*EXERCISE OBJECTIVE*
Leave out the pictures. Return every record otherwise untouched.

*DATA PROVIDED*
····················

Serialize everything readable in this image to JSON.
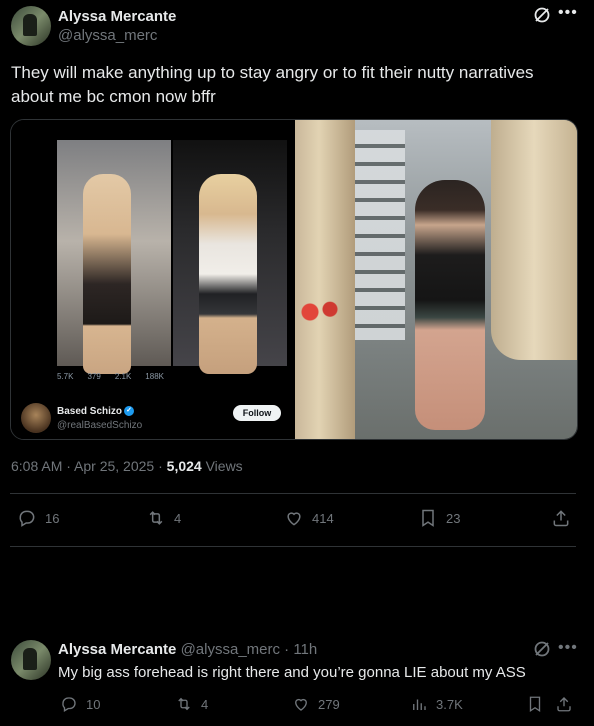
{
  "tweet": {
    "author_name": "Alyssa Mercante",
    "author_handle": "@alyssa_merc",
    "text": "They will make anything up to stay angry or to fit their nutty narratives about me bc cmon now bffr",
    "timestamp": "6:08 AM · Apr 25, 2025 · ",
    "views_count": "5,024",
    "views_label": " Views",
    "replies": "16",
    "reposts": "4",
    "likes": "414",
    "bookmarks": "23"
  },
  "embedded": {
    "stats": [
      "5.7K",
      "379",
      "2.1K",
      "188K"
    ],
    "author_name": "Based Schizo",
    "author_handle": "@realBasedSchizo",
    "follow_label": "Follow"
  },
  "reply": {
    "author_name": "Alyssa Mercante",
    "author_handle_time": "@alyssa_merc · 11h",
    "text": "My big ass forehead is right there and you’re gonna LIE about my ASS",
    "replies": "10",
    "reposts": "4",
    "likes": "279",
    "views": "3.7K"
  }
}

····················

*ANSWER SECTION*
Serialize everything readable in this image to JSON.
{
  "tweet": {
    "author_name": "Alyssa Mercante",
    "author_handle": "@alyssa_merc",
    "text": "They will make anything up to stay angry or to fit their nutty narratives about me bc cmon now bffr",
    "timestamp": "6:08 AM · Apr 25, 2025 · ",
    "views_count": "5,024",
    "views_label": " Views",
    "replies": "16",
    "reposts": "4",
    "likes": "414",
    "bookmarks": "23"
  },
  "embedded": {
    "stats": [
      "5.7K",
      "379",
      "2.1K",
      "188K"
    ],
    "author_name": "Based Schizo",
    "author_handle": "@realBasedSchizo",
    "follow_label": "Follow"
  },
  "reply": {
    "author_name": "Alyssa Mercante",
    "author_handle_time": "@alyssa_merc · 11h",
    "text": "My big ass forehead is right there and you’re gonna LIE about my ASS",
    "replies": "10",
    "reposts": "4",
    "likes": "279",
    "views": "3.7K"
  }
}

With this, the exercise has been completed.